── Input material
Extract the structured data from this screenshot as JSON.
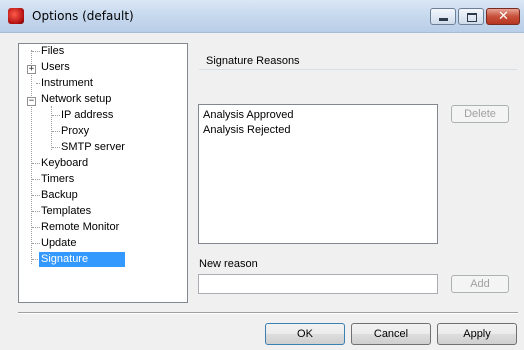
{
  "window": {
    "title": "Options (default)",
    "app_icon": "app-icon",
    "controls": {
      "minimize": "minimize-icon",
      "maximize": "maximize-icon",
      "close": "close-icon",
      "close_glyph": "✕"
    }
  },
  "tree": {
    "items": [
      {
        "label": "Files",
        "expander": null
      },
      {
        "label": "Users",
        "expander": "+"
      },
      {
        "label": "Instrument",
        "expander": null
      },
      {
        "label": "Network setup",
        "expander": "−"
      },
      {
        "label": "IP address",
        "expander": null
      },
      {
        "label": "Proxy",
        "expander": null
      },
      {
        "label": "SMTP server",
        "expander": null
      },
      {
        "label": "Keyboard",
        "expander": null
      },
      {
        "label": "Timers",
        "expander": null
      },
      {
        "label": "Backup",
        "expander": null
      },
      {
        "label": "Templates",
        "expander": null
      },
      {
        "label": "Remote Monitor",
        "expander": null
      },
      {
        "label": "Update",
        "expander": null
      },
      {
        "label": "Signature",
        "expander": null,
        "selected": true
      }
    ]
  },
  "signature_panel": {
    "group_title": "Signature Reasons",
    "reasons": [
      "Analysis Approved",
      "Analysis Rejected"
    ],
    "delete_label": "Delete",
    "new_reason_label": "New reason",
    "new_reason_value": "",
    "add_label": "Add"
  },
  "footer": {
    "ok_label": "OK",
    "cancel_label": "Cancel",
    "apply_label": "Apply"
  },
  "colors": {
    "selection": "#3399ff",
    "titlebar": "#c3d6ec",
    "close_button": "#c8503a"
  }
}
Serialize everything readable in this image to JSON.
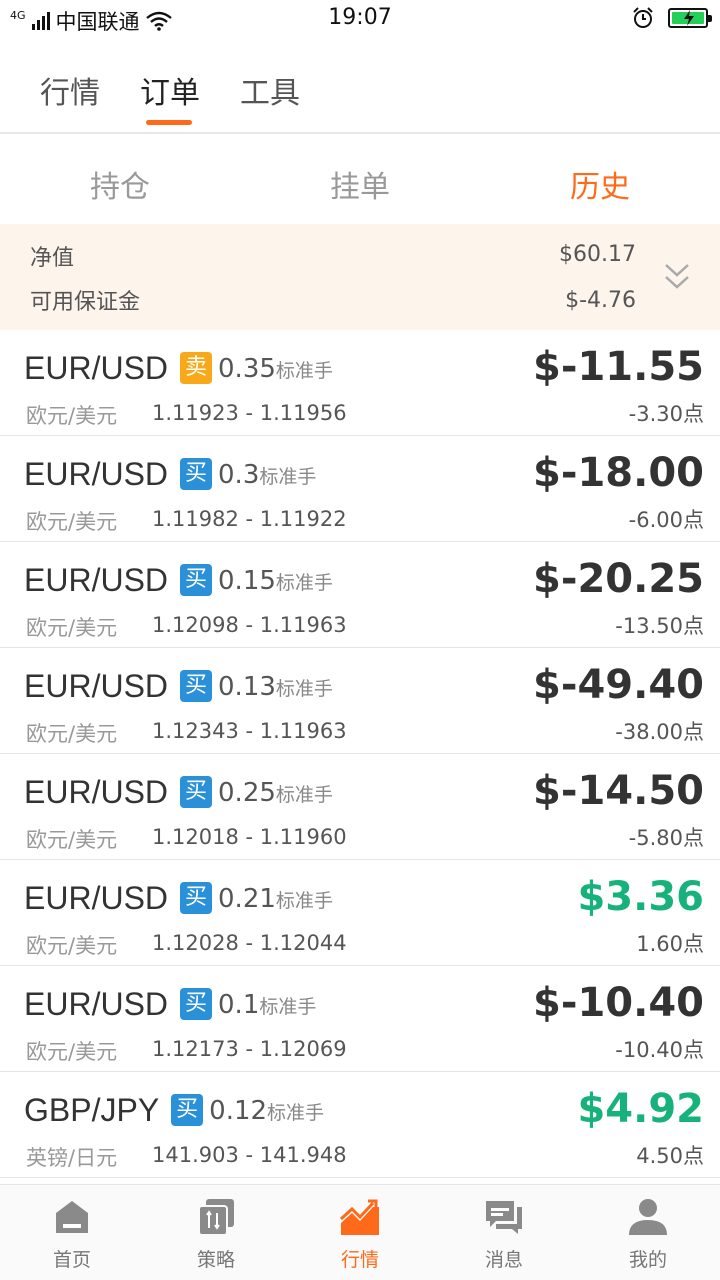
{
  "status_bar": {
    "network": "4G",
    "carrier": "中国联通",
    "time": "19:07"
  },
  "top_tabs": [
    {
      "label": "行情",
      "active": false
    },
    {
      "label": "订单",
      "active": true
    },
    {
      "label": "工具",
      "active": false
    }
  ],
  "sub_tabs": [
    {
      "label": "持仓",
      "active": false
    },
    {
      "label": "挂单",
      "active": false
    },
    {
      "label": "历史",
      "active": true
    }
  ],
  "summary": {
    "net_value_label": "净值",
    "net_value": "$60.17",
    "margin_label": "可用保证金",
    "margin": "$-4.76"
  },
  "lot_unit": "标准手",
  "orders": [
    {
      "pair": "EUR/USD",
      "side": "卖",
      "side_type": "sell",
      "lot": "0.35",
      "cname": "欧元/美元",
      "prices": "1.11923 - 1.11956",
      "profit": "$-11.55",
      "points": "-3.30点",
      "positive": false
    },
    {
      "pair": "EUR/USD",
      "side": "买",
      "side_type": "buy",
      "lot": "0.3",
      "cname": "欧元/美元",
      "prices": "1.11982 - 1.11922",
      "profit": "$-18.00",
      "points": "-6.00点",
      "positive": false
    },
    {
      "pair": "EUR/USD",
      "side": "买",
      "side_type": "buy",
      "lot": "0.15",
      "cname": "欧元/美元",
      "prices": "1.12098 - 1.11963",
      "profit": "$-20.25",
      "points": "-13.50点",
      "positive": false
    },
    {
      "pair": "EUR/USD",
      "side": "买",
      "side_type": "buy",
      "lot": "0.13",
      "cname": "欧元/美元",
      "prices": "1.12343 - 1.11963",
      "profit": "$-49.40",
      "points": "-38.00点",
      "positive": false
    },
    {
      "pair": "EUR/USD",
      "side": "买",
      "side_type": "buy",
      "lot": "0.25",
      "cname": "欧元/美元",
      "prices": "1.12018 - 1.11960",
      "profit": "$-14.50",
      "points": "-5.80点",
      "positive": false
    },
    {
      "pair": "EUR/USD",
      "side": "买",
      "side_type": "buy",
      "lot": "0.21",
      "cname": "欧元/美元",
      "prices": "1.12028 - 1.12044",
      "profit": "$3.36",
      "points": "1.60点",
      "positive": true
    },
    {
      "pair": "EUR/USD",
      "side": "买",
      "side_type": "buy",
      "lot": "0.1",
      "cname": "欧元/美元",
      "prices": "1.12173 - 1.12069",
      "profit": "$-10.40",
      "points": "-10.40点",
      "positive": false
    },
    {
      "pair": "GBP/JPY",
      "side": "买",
      "side_type": "buy",
      "lot": "0.12",
      "cname": "英镑/日元",
      "prices": "141.903 - 141.948",
      "profit": "$4.92",
      "points": "4.50点",
      "positive": true
    }
  ],
  "bottom_nav": [
    {
      "label": "首页",
      "icon": "home-icon",
      "active": false
    },
    {
      "label": "策略",
      "icon": "strategy-icon",
      "active": false
    },
    {
      "label": "行情",
      "icon": "market-chart-icon",
      "active": true
    },
    {
      "label": "消息",
      "icon": "message-icon",
      "active": false
    },
    {
      "label": "我的",
      "icon": "profile-icon",
      "active": false
    }
  ],
  "colors": {
    "accent": "#ff6a1a",
    "buy": "#2a90d8",
    "sell": "#f9a81a",
    "positive": "#17b27c",
    "summary_bg": "#fdf4ec"
  }
}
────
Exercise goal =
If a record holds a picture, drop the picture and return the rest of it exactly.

Result of this task =
Extract the structured data from this screenshot as JSON.
{
  "window": {
    "title": "Options (default)",
    "app_icon": "app-icon",
    "controls": {
      "minimize": "minimize-icon",
      "maximize": "maximize-icon",
      "close": "close-icon",
      "close_glyph": "✕"
    }
  },
  "tree": {
    "items": [
      {
        "label": "Files",
        "expander": null
      },
      {
        "label": "Users",
        "expander": "+"
      },
      {
        "label": "Instrument",
        "expander": null
      },
      {
        "label": "Network setup",
        "expander": "−"
      },
      {
        "label": "IP address",
        "expander": null
      },
      {
        "label": "Proxy",
        "expander": null
      },
      {
        "label": "SMTP server",
        "expander": null
      },
      {
        "label": "Keyboard",
        "expander": null
      },
      {
        "label": "Timers",
        "expander": null
      },
      {
        "label": "Backup",
        "expander": null
      },
      {
        "label": "Templates",
        "expander": null
      },
      {
        "label": "Remote Monitor",
        "expander": null
      },
      {
        "label": "Update",
        "expander": null
      },
      {
        "label": "Signature",
        "expander": null,
        "selected": true
      }
    ]
  },
  "signature_panel": {
    "group_title": "Signature Reasons",
    "reasons": [
      "Analysis Approved",
      "Analysis Rejected"
    ],
    "delete_label": "Delete",
    "new_reason_label": "New reason",
    "new_reason_value": "",
    "add_label": "Add"
  },
  "footer": {
    "ok_label": "OK",
    "cancel_label": "Cancel",
    "apply_label": "Apply"
  },
  "colors": {
    "selection": "#3399ff",
    "titlebar": "#c3d6ec",
    "close_button": "#c8503a"
  }
}
Serialize everything readable in this image to JSON.
{
  "status_bar": {
    "network": "4G",
    "carrier": "中国联通",
    "time": "19:07"
  },
  "top_tabs": [
    {
      "label": "行情",
      "active": false
    },
    {
      "label": "订单",
      "active": true
    },
    {
      "label": "工具",
      "active": false
    }
  ],
  "sub_tabs": [
    {
      "label": "持仓",
      "active": false
    },
    {
      "label": "挂单",
      "active": false
    },
    {
      "label": "历史",
      "active": true
    }
  ],
  "summary": {
    "net_value_label": "净值",
    "net_value": "$60.17",
    "margin_label": "可用保证金",
    "margin": "$-4.76"
  },
  "lot_unit": "标准手",
  "orders": [
    {
      "pair": "EUR/USD",
      "side": "卖",
      "side_type": "sell",
      "lot": "0.35",
      "cname": "欧元/美元",
      "prices": "1.11923 - 1.11956",
      "profit": "$-11.55",
      "points": "-3.30点",
      "positive": false
    },
    {
      "pair": "EUR/USD",
      "side": "买",
      "side_type": "buy",
      "lot": "0.3",
      "cname": "欧元/美元",
      "prices": "1.11982 - 1.11922",
      "profit": "$-18.00",
      "points": "-6.00点",
      "positive": false
    },
    {
      "pair": "EUR/USD",
      "side": "买",
      "side_type": "buy",
      "lot": "0.15",
      "cname": "欧元/美元",
      "prices": "1.12098 - 1.11963",
      "profit": "$-20.25",
      "points": "-13.50点",
      "positive": false
    },
    {
      "pair": "EUR/USD",
      "side": "买",
      "side_type": "buy",
      "lot": "0.13",
      "cname": "欧元/美元",
      "prices": "1.12343 - 1.11963",
      "profit": "$-49.40",
      "points": "-38.00点",
      "positive": false
    },
    {
      "pair": "EUR/USD",
      "side": "买",
      "side_type": "buy",
      "lot": "0.25",
      "cname": "欧元/美元",
      "prices": "1.12018 - 1.11960",
      "profit": "$-14.50",
      "points": "-5.80点",
      "positive": false
    },
    {
      "pair": "EUR/USD",
      "side": "买",
      "side_type": "buy",
      "lot": "0.21",
      "cname": "欧元/美元",
      "prices": "1.12028 - 1.12044",
      "profit": "$3.36",
      "points": "1.60点",
      "positive": true
    },
    {
      "pair": "EUR/USD",
      "side": "买",
      "side_type": "buy",
      "lot": "0.1",
      "cname": "欧元/美元",
      "prices": "1.12173 - 1.12069",
      "profit": "$-10.40",
      "points": "-10.40点",
      "positive": false
    },
    {
      "pair": "GBP/JPY",
      "side": "买",
      "side_type": "buy",
      "lot": "0.12",
      "cname": "英镑/日元",
      "prices": "141.903 - 141.948",
      "profit": "$4.92",
      "points": "4.50点",
      "positive": true
    }
  ],
  "bottom_nav": [
    {
      "label": "首页",
      "icon": "home-icon",
      "active": false
    },
    {
      "label": "策略",
      "icon": "strategy-icon",
      "active": false
    },
    {
      "label": "行情",
      "icon": "market-chart-icon",
      "active": true
    },
    {
      "label": "消息",
      "icon": "message-icon",
      "active": false
    },
    {
      "label": "我的",
      "icon": "profile-icon",
      "active": false
    }
  ],
  "colors": {
    "accent": "#ff6a1a",
    "buy": "#2a90d8",
    "sell": "#f9a81a",
    "positive": "#17b27c",
    "summary_bg": "#fdf4ec"
  }
}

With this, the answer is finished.